GOAL OF THE EXERCISE:
Go through the records and tally the lines that include the word "progress". The answer is that total alone.

RECORDED DATA:
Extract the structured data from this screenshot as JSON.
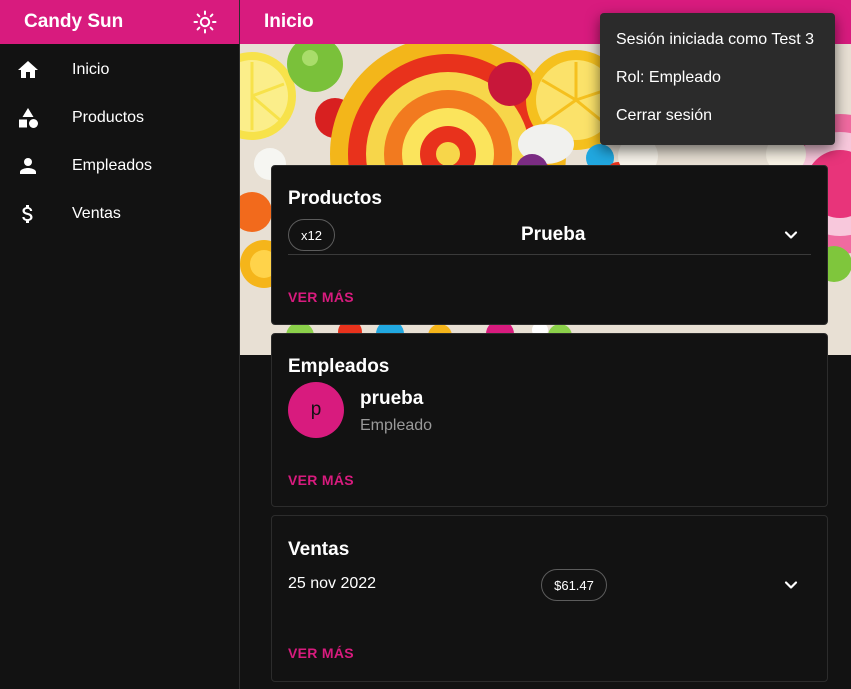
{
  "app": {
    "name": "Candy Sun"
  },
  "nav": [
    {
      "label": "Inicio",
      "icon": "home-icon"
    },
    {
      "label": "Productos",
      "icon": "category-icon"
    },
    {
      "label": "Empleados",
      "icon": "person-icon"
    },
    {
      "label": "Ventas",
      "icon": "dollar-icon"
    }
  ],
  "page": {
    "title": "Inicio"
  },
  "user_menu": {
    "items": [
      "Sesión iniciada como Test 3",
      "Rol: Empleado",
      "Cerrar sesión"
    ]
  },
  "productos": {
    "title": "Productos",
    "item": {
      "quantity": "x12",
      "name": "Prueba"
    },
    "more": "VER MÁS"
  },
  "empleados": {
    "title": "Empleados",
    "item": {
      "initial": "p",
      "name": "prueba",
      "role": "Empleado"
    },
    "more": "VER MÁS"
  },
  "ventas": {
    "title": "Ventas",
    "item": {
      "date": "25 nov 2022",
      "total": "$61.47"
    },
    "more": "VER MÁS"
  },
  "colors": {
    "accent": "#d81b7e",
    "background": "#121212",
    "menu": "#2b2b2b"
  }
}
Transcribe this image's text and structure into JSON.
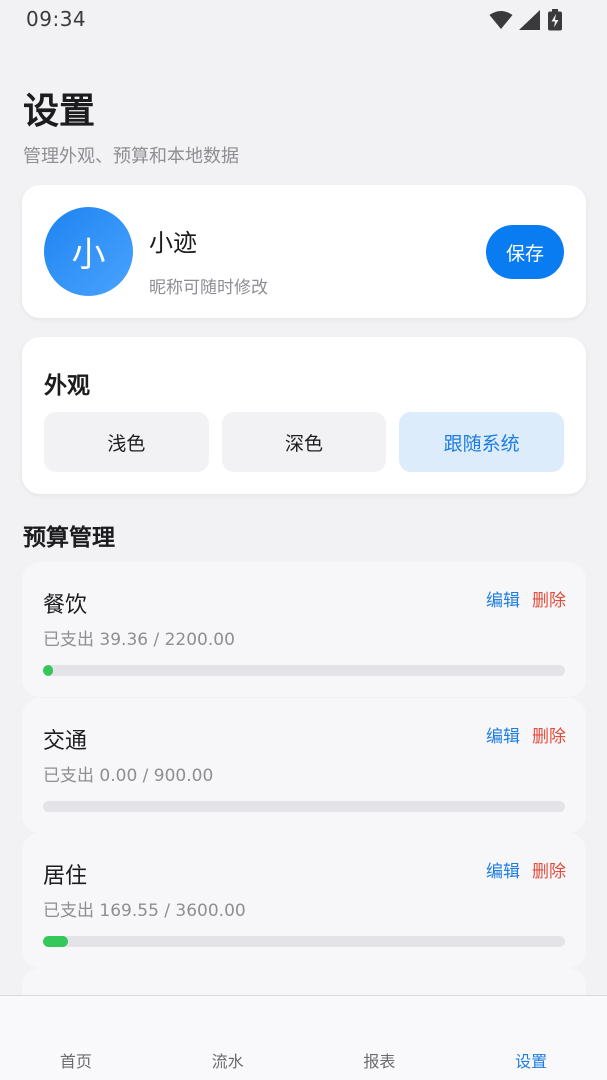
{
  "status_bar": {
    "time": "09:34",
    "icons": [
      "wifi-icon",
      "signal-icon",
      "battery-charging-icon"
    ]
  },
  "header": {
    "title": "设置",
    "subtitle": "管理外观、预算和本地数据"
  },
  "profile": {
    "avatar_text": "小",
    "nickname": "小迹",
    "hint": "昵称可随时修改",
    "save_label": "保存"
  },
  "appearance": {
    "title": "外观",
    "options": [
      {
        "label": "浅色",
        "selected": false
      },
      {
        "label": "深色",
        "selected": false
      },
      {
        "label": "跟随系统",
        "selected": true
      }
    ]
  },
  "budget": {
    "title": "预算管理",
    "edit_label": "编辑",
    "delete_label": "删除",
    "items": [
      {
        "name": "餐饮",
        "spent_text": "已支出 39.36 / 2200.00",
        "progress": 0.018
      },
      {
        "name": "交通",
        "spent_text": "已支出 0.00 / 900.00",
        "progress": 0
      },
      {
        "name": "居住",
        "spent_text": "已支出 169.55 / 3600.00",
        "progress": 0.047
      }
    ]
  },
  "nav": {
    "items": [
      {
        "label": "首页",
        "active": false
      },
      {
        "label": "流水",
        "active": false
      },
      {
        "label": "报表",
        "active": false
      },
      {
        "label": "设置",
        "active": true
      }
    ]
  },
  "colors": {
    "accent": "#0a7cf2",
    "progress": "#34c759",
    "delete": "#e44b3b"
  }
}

YOUR RESPONSE:
4